The fight for an open internet took one step forward and two steps back this week. As the United Nations Human Rights Council passed a resolution condemning any country that disrupts or censors the internet, Turkey violated the rights championed by the resolution and the European Parliament moved forward with a law that would block terrorist content online.
The UN resolution, which was opposed by China, Russia, and North Korea, stressed that open internet access is a human right. "The same rights that people have offline must also be protected online." Restricting internet activity, it said, was a human rights violation -- in particular, the right to free speech.
They're lofty ideals, but free speech has always been a complicated issue. Toss together a global bullhorn like the internet with the battle against terrorism, and the debate becomes even thornier.

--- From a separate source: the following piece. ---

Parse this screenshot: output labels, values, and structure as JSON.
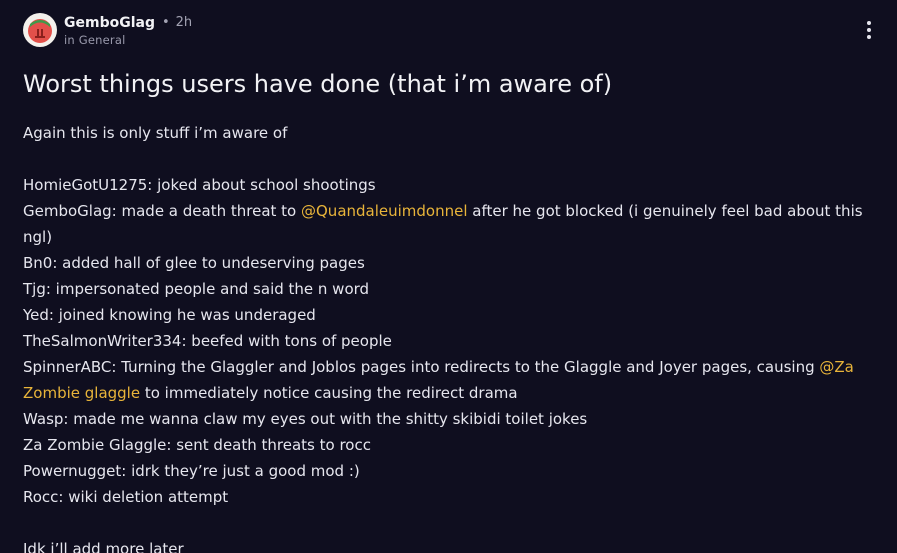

Turkey played a key role in forming the resolution -- which especially called on countries to refrain from shutting down the internet during elections or terror attacks -- but it was quick to fail its first real-world test. Mere days after the vote, it restricted its citizens' access to sites like Facebook, Twitter, and YouTube in the wake of an attack at the airport in Istanbul.
European countries that had supported the resolution also saw no irony when drafting a law aimed at trying to "close websites [used by terrorists], and if this is not possible to block these internet websites," according to chief negotiator, German MEP Monika Hohlmeier.
Cue shades of Donald Trump advocating to shut down the internet.
While countries like China and Iran have long kept tight control over online activity, an increasing number of countries are using internet shutdowns as a method of controlling citizens. There were 15 internet shutdowns around the world in 2015, and at least 21 instances have been recorded so far this year, according to digital rights group Access Now. In more than 25 countries, laws could be interpreted in a way that allows governments to shut down the internet or take over telecom networks, said Peter Micek, Access Now's global policy and legal counsel.
Human rights and internet activists also warn that many more democratic governments are using shutdowns to stifle free speech under the guise of fighting terrorism. "It's becoming the go-to mechanism for governments trying to control the flow of information," said Micek. "It is still the Wild West in terms of what's acceptable behavior and what violates human rights online."
Actions like the draft EU law go too far in the name of trying to keep the web free from terrorist propaganda, civil rights advocates say. Hohlmeier, for instance, raised the possibility of monitoring internet users' search terms -- although that language was not included in the draft, to the relief of digital rights activists.
The temptation to clamp down on freedoms in the face of terrorist activity is great. But last month the U.S. military repudiated Trump's call to switch off the internet in order to combat ISIL, stating, "We also have to respect the privileges and rights of citizens to have access in the internet as a whole and as a country."
Widespread internet shutdowns are not justifiable, even in times of conflict, Access Now says. "We've seen that internet shutdowns are early warning mechanisms for human rights violations.... [They] are a blunt-force instrument ... and a means never justified by their ends."
Combating terrorism needn't require giving up our human rights. Free speech has always had an uneasy coexistence with hate speech offline, but survived nonetheless. Now it's time to defend those rights online.